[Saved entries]
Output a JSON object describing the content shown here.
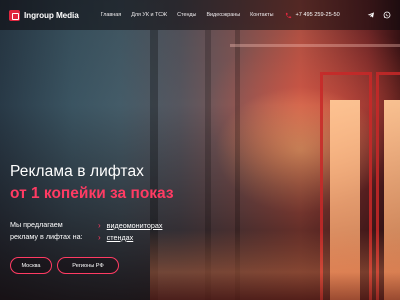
{
  "header": {
    "logo_text": "Ingroup Media",
    "nav": [
      "Главная",
      "Для УК и ТСЖ",
      "Стенды",
      "Видеоэкраны",
      "Контакты"
    ],
    "phone": "+7 495 259-25-50",
    "social": [
      "telegram-icon",
      "whatsapp-icon"
    ]
  },
  "hero": {
    "title": "Реклама в лифтах",
    "subtitle": "от 1 копейки за показ",
    "offer_text_line1": "Мы предлагаем",
    "offer_text_line2": "рекламу в лифтах на:",
    "offer_links": [
      "видеомониторах",
      "стендах"
    ],
    "buttons": [
      "Москва",
      "Регионы РФ"
    ]
  },
  "colors": {
    "accent": "#ff3b63",
    "brand_red": "#e0263e",
    "background": "#140d10"
  }
}
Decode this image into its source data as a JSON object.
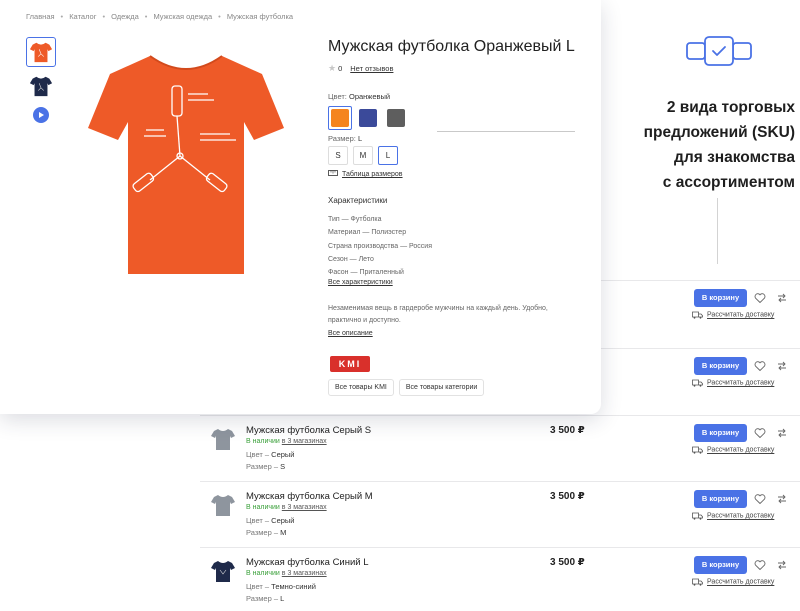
{
  "breadcrumbs": [
    "Главная",
    "Каталог",
    "Одежда",
    "Мужская одежда",
    "Мужская футболка"
  ],
  "product": {
    "title": "Мужская футболка Оранжевый L",
    "rating": "0",
    "reviews_link": "Нет отзывов",
    "color_label": "Цвет:",
    "color_value": "Оранжевый",
    "colors": [
      "#f5841f",
      "#3b4a9a",
      "#5e5e5e"
    ],
    "size_label": "Размер:",
    "size_value": "L",
    "sizes": [
      "S",
      "M",
      "L"
    ],
    "selected_size": "L",
    "size_table_link": "Таблица размеров",
    "characteristics_title": "Характеристики",
    "characteristics": [
      "Тип — Футболка",
      "Материал — Полиэстер",
      "Страна производства — Россия",
      "Сезон — Лето",
      "Фасон — Приталенный"
    ],
    "all_characteristics_link": "Все характеристики",
    "description": "Незаменимая вещь в гардеробе мужчины на каждый день. Удобно, практично и доступно.",
    "all_description_link": "Все описание",
    "brand_logo_text": "KMI",
    "brand_goods_button": "Все товары KMI",
    "category_goods_button": "Все товары категории"
  },
  "annotation": {
    "lines": [
      "2 вида торговых",
      "предложений (SKU)",
      "для знакомства",
      "с ассортиментом"
    ]
  },
  "sku_list": {
    "cart_label": "В корзину",
    "delivery_label": "Рассчитать доставку",
    "color_label": "Цвет –",
    "size_label": "Размер –",
    "in_stock": "В наличии",
    "stores": "в 3 магазинах",
    "rows": [
      {
        "name": "Мужская футболка Серый S",
        "price": "3 500 ₽",
        "color": "Серый",
        "size": "S",
        "tshirt_color": "#8e959e"
      },
      {
        "name": "Мужская футболка Серый M",
        "price": "3 500 ₽",
        "color": "Серый",
        "size": "M",
        "tshirt_color": "#8e959e"
      },
      {
        "name": "Мужская футболка Синий L",
        "price": "3 500 ₽",
        "color": "Темно-синий",
        "size": "L",
        "tshirt_color": "#1f2a4a"
      }
    ]
  }
}
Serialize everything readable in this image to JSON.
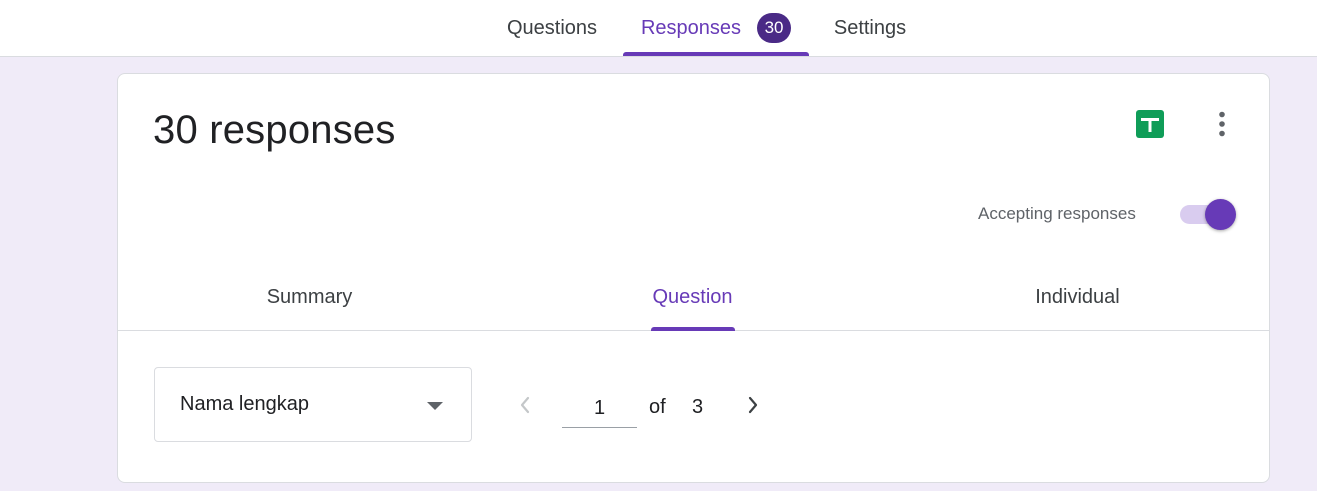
{
  "top_tabs": {
    "questions": "Questions",
    "responses": "Responses",
    "responses_badge": "30",
    "settings": "Settings"
  },
  "summary": {
    "title": "30 responses",
    "accepting_label": "Accepting responses",
    "accepting_on": true
  },
  "sub_tabs": {
    "summary": "Summary",
    "question": "Question",
    "individual": "Individual"
  },
  "question_view": {
    "selected_question": "Nama lengkap",
    "current_page": "1",
    "of_label": "of",
    "total_pages": "3"
  },
  "icons": {
    "sheets": "google-sheets-icon",
    "more": "more-vert-icon",
    "dropdown": "arrow-drop-down-icon",
    "prev": "chevron-left-icon",
    "next": "chevron-right-icon"
  },
  "colors": {
    "accent": "#673ab7",
    "badge": "#4a2a86",
    "background": "#f0ebf8",
    "sheets_green": "#0f9d58"
  }
}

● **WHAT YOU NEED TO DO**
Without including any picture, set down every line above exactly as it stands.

● **RESPONSE TO THIS EXERCISE**
Output a JSON object describing the content shown here.
{
  "header": {
    "logo_text": "Ingroup Media",
    "nav": [
      "Главная",
      "Для УК и ТСЖ",
      "Стенды",
      "Видеоэкраны",
      "Контакты"
    ],
    "phone": "+7 495 259-25-50",
    "social": [
      "telegram-icon",
      "whatsapp-icon"
    ]
  },
  "hero": {
    "title": "Реклама в лифтах",
    "subtitle": "от 1 копейки за показ",
    "offer_text_line1": "Мы предлагаем",
    "offer_text_line2": "рекламу в лифтах на:",
    "offer_links": [
      "видеомониторах",
      "стендах"
    ],
    "buttons": [
      "Москва",
      "Регионы РФ"
    ]
  },
  "colors": {
    "accent": "#ff3b63",
    "brand_red": "#e0263e",
    "background": "#140d10"
  }
}
Decode this image into its source data as a JSON object.
{
  "breadcrumbs": [
    "Главная",
    "Каталог",
    "Одежда",
    "Мужская одежда",
    "Мужская футболка"
  ],
  "product": {
    "title": "Мужская футболка Оранжевый L",
    "rating": "0",
    "reviews_link": "Нет отзывов",
    "color_label": "Цвет:",
    "color_value": "Оранжевый",
    "colors": [
      "#f5841f",
      "#3b4a9a",
      "#5e5e5e"
    ],
    "size_label": "Размер:",
    "size_value": "L",
    "sizes": [
      "S",
      "M",
      "L"
    ],
    "selected_size": "L",
    "size_table_link": "Таблица размеров",
    "characteristics_title": "Характеристики",
    "characteristics": [
      "Тип — Футболка",
      "Материал — Полиэстер",
      "Страна производства — Россия",
      "Сезон — Лето",
      "Фасон — Приталенный"
    ],
    "all_characteristics_link": "Все характеристики",
    "description": "Незаменимая вещь в гардеробе мужчины на каждый день. Удобно, практично и доступно.",
    "all_description_link": "Все описание",
    "brand_logo_text": "KMI",
    "brand_goods_button": "Все товары KMI",
    "category_goods_button": "Все товары категории"
  },
  "annotation": {
    "lines": [
      "2 вида торговых",
      "предложений (SKU)",
      "для знакомства",
      "с ассортиментом"
    ]
  },
  "sku_list": {
    "cart_label": "В корзину",
    "delivery_label": "Рассчитать доставку",
    "color_label": "Цвет –",
    "size_label": "Размер –",
    "in_stock": "В наличии",
    "stores": "в 3 магазинах",
    "rows": [
      {
        "name": "Мужская футболка Серый S",
        "price": "3 500 ₽",
        "color": "Серый",
        "size": "S",
        "tshirt_color": "#8e959e"
      },
      {
        "name": "Мужская футболка Серый M",
        "price": "3 500 ₽",
        "color": "Серый",
        "size": "M",
        "tshirt_color": "#8e959e"
      },
      {
        "name": "Мужская футболка Синий L",
        "price": "3 500 ₽",
        "color": "Темно-синий",
        "size": "L",
        "tshirt_color": "#1f2a4a"
      }
    ]
  }
}
Serialize everything readable in this image to JSON.
{
  "top_tabs": {
    "questions": "Questions",
    "responses": "Responses",
    "responses_badge": "30",
    "settings": "Settings"
  },
  "summary": {
    "title": "30 responses",
    "accepting_label": "Accepting responses",
    "accepting_on": true
  },
  "sub_tabs": {
    "summary": "Summary",
    "question": "Question",
    "individual": "Individual"
  },
  "question_view": {
    "selected_question": "Nama lengkap",
    "current_page": "1",
    "of_label": "of",
    "total_pages": "3"
  },
  "icons": {
    "sheets": "google-sheets-icon",
    "more": "more-vert-icon",
    "dropdown": "arrow-drop-down-icon",
    "prev": "chevron-left-icon",
    "next": "chevron-right-icon"
  },
  "colors": {
    "accent": "#673ab7",
    "badge": "#4a2a86",
    "background": "#f0ebf8",
    "sheets_green": "#0f9d58"
  }
}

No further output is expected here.